When the Department of Environmental Quality first asked the City of Hagerman, ID to present on their recently completed wastewater land application project, City staff wanted to say “No!”. But instead, Justin Hulme, the public works superintendent, called J-U-B to see what could be done. Soon Dan Ayers (Boise Office) was part of the team preparing for the presentation.
The City of Hagerman’s land application project story started with an old lagoon system that discharged into the Snake River. After Total Maximum Daily Limits (TMDLs) changed with the new 2007 NPDES permit, the system was in noncompliance, and fixes needed to happen.
The City and J-U-B worked on finding solutions for the system and frequently collaborated with DEQ, who became an essential partner in the process. Rapid Infiltration appeared to be the most economical solution, but none of the areas near the City’s
lagoons worked geologically. Evaporative basins had economic, land use, and stakeholder problems. The City then decided to go with a land application, and after many visits, a local farmer agreed to sell nearly 100-acres of farmland adjacent to the lagoons – the land had not been for sale.

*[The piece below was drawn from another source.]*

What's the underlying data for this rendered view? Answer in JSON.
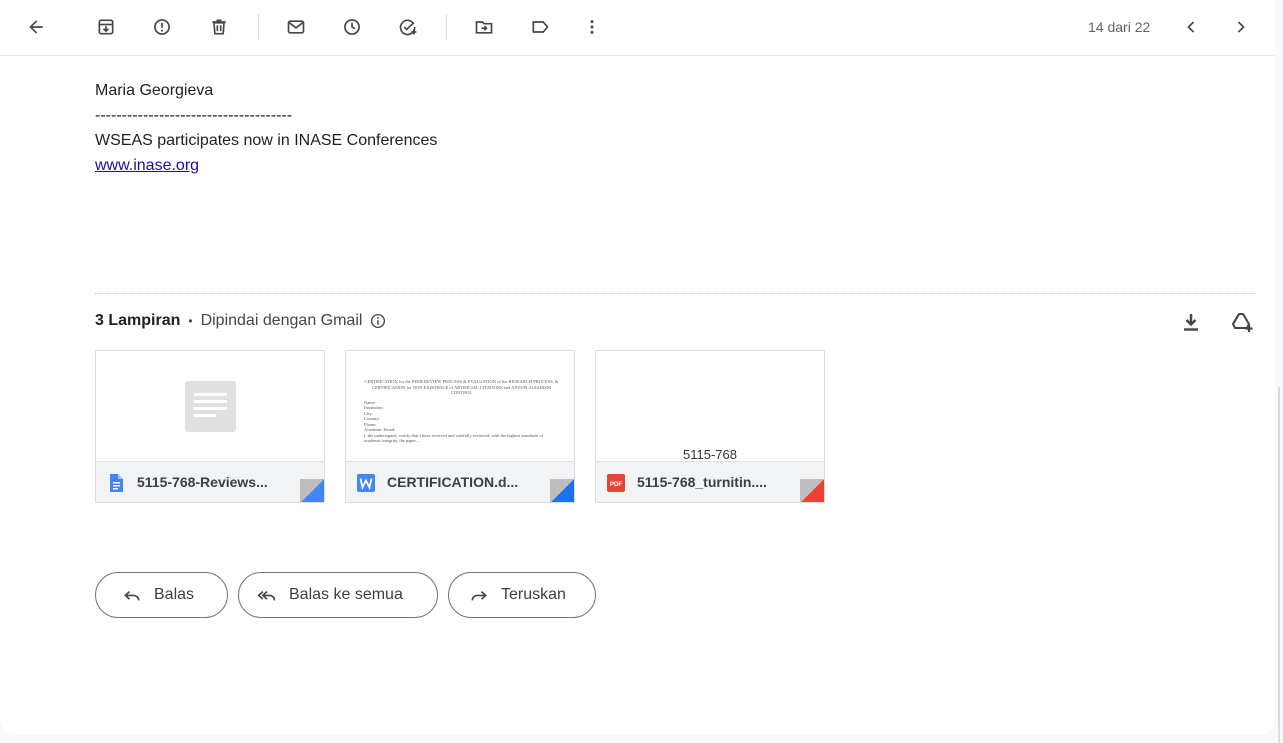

But it still took almost a year of outreach and explanations to help an adjacent organic farmer and exclusive Hunt Club facility understand that the land application of the wastewater could be done responsibly and safely. Now that the project is complete, the City can beneficially land apply their treated wastewater instead of discharging to the river, and they are in compliance with their NPDES permit limits.
Justin and Dan presented the Hagerman story in a nationwide webinar hosted by the Pacific Northwest Water Reuse Association on July 31, 2020. They did a great job, and it was an honor to “Help Each Other Create Better Communities” by helping our client tell their story.
Waiting for the webinar to start. Left—Justin Hulme, Hagerman PW Superintendent; Right—Dan Ayers, J-U-B